The problem of evil is a question that often comes up that deters some away from the existence of God. The question goes; if God is real, why is there so much evil and suffering in the world. It is difficult to reconcile a good God who is supposed to be the creator of all things as well as a God who is in full control along with a world where there is so much evil and suffering around. How can this be? How can God exist in a world such as ours, surely this would more reflect the absence of any all-powerful and loving God. Greek philosopher Epicurus poses the same question commonly known among philosophers as Epicurus Riddle:

Is God willing to prevent evil, but not able? Then he is not omnipotent. Is he able, but not willing? Then he is malevolent. Is he both able and willing? Then whence cometh evil? Is he neither able nor willing? Then why call him God?

Epicurus wonders, is God willing to prevent evil but is powerless to do so? This would make God powerless against evil, and if God was powerless against evil, how could he be God? Epicurus also wonders if God is able to prevent evil but choses not to, then surely this would make God himself evil. If God then is evil, he cannot be good and he wouldn’t be a God we would want to know. However, what if God was both able and willing to prevent evil and suffering? If this was so, why is there still evil and suffering in the world? This would mean God was unwilling to prevent it and if this was so, why would even call him God? Epicurus seems to wrap up all out modern thoughts on how can God exist when there is such evil in the world, or even, if God does exist, why doesn’t he stop all the evil in the world or even get rid of the evildoers.

Well, there is quite a simple answer to this question which leaves God both good and all powerful. Since God is God, would it be possible for God to create a world exactly as he wants it? Well, the immediate answer would be yes! Of course he could! However, what if God wanted man to have free will? The choice to choose? If God created a world that we expect of him, ie, a world without evil and suffering, wouldn’t it be necessary for us not to have the freedom to make decisions that would create evil and suffering? In order for the world to be without evil and suffering, free will must be taken out of the equation. God would have needed to create a perfect world with perfect people who can only choose good, in-fact, good would not be a choice, you would not have the choice to decide whether you believed in God or not, you would just have to believe.
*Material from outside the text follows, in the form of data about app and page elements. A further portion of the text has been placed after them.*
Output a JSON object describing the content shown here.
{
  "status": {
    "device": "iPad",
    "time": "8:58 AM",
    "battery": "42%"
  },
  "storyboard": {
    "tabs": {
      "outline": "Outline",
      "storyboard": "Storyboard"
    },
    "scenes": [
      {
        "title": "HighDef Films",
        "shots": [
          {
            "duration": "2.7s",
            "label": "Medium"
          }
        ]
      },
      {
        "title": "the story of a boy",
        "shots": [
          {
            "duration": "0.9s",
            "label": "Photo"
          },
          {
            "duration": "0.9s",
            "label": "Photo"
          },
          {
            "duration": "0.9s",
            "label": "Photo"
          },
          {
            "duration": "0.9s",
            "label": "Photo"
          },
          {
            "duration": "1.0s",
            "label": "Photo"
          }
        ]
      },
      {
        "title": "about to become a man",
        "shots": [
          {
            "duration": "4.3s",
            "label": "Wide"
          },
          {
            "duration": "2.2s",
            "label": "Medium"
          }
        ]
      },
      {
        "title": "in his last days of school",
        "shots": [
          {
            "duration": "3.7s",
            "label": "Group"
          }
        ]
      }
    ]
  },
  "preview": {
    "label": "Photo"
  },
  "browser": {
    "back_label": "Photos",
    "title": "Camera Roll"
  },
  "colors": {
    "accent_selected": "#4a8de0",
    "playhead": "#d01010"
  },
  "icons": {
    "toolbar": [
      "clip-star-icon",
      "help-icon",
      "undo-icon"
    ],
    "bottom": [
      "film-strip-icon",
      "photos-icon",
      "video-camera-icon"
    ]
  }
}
God, however, did not choose to create a world without free will, God wanted man to have the freedom to choose yet man did not always make good choices. For example, right back in Genesis, God had instructed Adam and Eve not to eat the fruit from the tree of knowledge of Good and Evil (Gen 2:16-17). God gave an instruction, however, God had also given Adam and Eve the freedom to choose whether or not to obey him and incidentally, they chose to disobey God and they ate from the tree which bought into the perfect world God had created evil and suffering. It was not of Gods doing, but mans.

Does this therefore mean that God cannot exist because evil is in the world or that God was powerless to prevent Adam and Eve eating from the tree? No, it means although God is all powerful and loving, he wanted man to have the choice to choose to obey him rather than force man to obey him. This is relevant even to this day, God wants us to choose him, God does not want to force that decision upon us. It was because of this disobedience right in the very beginning that man was separated from God because of Adam and Eves choice to sin. Adam and Eve enjoyed complete unity with God until that very moment when they chose to disobey and it was because of that choice that man is born separated from God, however, God made a way whereby man can once again be in perfect unity with him and that is though Jesus Christ suffering of the cross which He endured for us.

This shows that it is not Gods will for man to be separated from him nor is it his will for evil and suffering to be in the world, but as long as man has the freedom of the will to choose, there will be evil and suffering in the world, however, as we have seen, this is not a valid argument against Gods existence.